The plan is to double production from processing 750,000 birds a week to 1.5million a week. This phenomenal growth will require addition broiler chicken farms in the order of 200 sheds in the region. Baiada Poultry is the largest employer in Griffith, employing close to 700 people and with their growth plans complete will employ close to 900 people with up to 200 external jobs created; the broader region supplies Australia with 90% of their rice and an above average year for rice would produce more than 1,000,000 tonnes of rice, there is major processing of rice at Sunrice in Leeton and Deniliquin who are a major employer with a global footprint. Griffith is a major centre for health services with an excellent facility in Griffith Base Hospital and the addition of St Vincent's Community Private Hospital soon to be built to cater for day surgeries and specialist appointments; the new St Vincent's Private Hospital will employ 40 at full capacity. Education is well catered for in Griffith with an MOU signed with Deakin University, TAFE NSW – Riverina Institute, Griffith and Albury Councils to encourage degree pathways through TAFE and research collaborations with local industry.
An existing MOU exists with CSU. Griffith City Council is composed of twelve Councillors, including the Mayor, for a fixed four-year term of office; the Mayor is directly elected while the eleven other Councillors are elected proportionally as one entire ward.

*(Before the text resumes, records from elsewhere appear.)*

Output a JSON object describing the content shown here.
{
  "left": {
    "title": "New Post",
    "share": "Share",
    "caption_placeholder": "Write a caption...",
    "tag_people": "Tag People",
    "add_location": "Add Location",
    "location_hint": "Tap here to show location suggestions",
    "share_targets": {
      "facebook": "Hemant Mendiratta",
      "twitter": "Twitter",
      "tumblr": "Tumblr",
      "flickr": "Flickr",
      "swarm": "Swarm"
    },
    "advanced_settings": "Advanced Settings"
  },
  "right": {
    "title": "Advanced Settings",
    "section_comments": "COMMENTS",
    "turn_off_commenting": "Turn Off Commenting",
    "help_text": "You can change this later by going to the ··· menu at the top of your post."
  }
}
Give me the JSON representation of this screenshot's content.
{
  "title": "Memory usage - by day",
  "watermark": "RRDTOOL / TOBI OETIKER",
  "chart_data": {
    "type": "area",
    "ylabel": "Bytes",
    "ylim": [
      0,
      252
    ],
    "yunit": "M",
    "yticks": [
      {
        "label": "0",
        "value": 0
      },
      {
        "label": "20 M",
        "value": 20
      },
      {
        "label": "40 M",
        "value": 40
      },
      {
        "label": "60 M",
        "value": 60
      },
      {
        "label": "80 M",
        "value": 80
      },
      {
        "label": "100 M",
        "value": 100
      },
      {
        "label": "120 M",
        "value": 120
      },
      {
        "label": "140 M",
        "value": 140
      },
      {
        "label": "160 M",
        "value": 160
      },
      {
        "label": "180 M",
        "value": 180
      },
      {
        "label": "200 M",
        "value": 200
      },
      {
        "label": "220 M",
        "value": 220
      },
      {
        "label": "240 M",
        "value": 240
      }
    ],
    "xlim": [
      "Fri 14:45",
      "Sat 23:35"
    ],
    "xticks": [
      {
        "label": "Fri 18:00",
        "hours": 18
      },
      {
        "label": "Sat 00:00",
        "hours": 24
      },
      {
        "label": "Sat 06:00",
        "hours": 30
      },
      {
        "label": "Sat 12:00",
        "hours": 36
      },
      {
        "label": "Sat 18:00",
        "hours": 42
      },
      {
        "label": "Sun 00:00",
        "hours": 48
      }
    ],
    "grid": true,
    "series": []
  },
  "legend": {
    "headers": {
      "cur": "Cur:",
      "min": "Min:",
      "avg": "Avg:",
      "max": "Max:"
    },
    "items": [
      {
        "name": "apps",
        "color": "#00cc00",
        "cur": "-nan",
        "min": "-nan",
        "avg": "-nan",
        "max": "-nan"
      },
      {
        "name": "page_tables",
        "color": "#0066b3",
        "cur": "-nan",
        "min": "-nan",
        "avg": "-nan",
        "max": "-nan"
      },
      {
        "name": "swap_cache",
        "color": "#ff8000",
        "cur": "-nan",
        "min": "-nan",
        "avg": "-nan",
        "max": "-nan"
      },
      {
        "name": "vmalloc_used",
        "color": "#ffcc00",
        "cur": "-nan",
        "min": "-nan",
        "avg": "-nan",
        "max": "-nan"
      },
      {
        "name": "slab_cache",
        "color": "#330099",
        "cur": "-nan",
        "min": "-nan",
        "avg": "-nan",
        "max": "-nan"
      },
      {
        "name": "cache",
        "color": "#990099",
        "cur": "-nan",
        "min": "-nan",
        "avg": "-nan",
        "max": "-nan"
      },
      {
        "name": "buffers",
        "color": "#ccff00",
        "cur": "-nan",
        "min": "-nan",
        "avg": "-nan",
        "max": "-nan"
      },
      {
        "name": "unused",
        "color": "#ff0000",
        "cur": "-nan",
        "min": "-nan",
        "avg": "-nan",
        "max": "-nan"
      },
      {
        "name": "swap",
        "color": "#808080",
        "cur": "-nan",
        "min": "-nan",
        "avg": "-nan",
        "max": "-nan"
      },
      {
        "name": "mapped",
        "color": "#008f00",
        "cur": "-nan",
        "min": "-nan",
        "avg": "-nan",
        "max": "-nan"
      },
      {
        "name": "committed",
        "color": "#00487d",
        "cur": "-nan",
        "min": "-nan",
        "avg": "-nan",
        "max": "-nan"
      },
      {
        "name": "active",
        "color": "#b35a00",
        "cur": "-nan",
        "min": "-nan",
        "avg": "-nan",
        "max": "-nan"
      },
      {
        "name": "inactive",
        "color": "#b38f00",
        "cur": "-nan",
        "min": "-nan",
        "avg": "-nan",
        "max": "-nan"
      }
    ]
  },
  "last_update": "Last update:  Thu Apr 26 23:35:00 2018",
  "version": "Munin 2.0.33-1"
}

The most recent election was held on 10 September 2016, the makeup of the Council, including the Mayor, is as follows: The current Council, elected in 2016, in order of election, is: Griffith has sister city relations with the following cities: Harbin, China Comunita Montana del Grappa, Italy City of Fairfield, New South Wales, Australia
Coolamon Shire is a local government area in the Riverina region of south-western New South Wales, Australia. The Shire comprises 2,433 square kilometres and is located adjacent to the Newell Highway and the Burley Griffin Way; the Shire includes the towns of Coolamon and Ardlethan, the villages of Matong and Beckom. The mayor of the Coolamon Shire Council is Cr. John Seymour, an unaligned politician. Coolamon Shire Council is composed of nine councillors elected proportionally as a single ward. All councillors are elected for a fixed four-year term of office; the mayor is elected by the councillors at the first meeting of the Council. In the most recent election held on 10 September 2016, there was an equal number of candidates, being those below, that nominated for election. There being no additional candidates, the election was uncontested and the makeup of the Council is as follows: The current Council, elected in 2016, is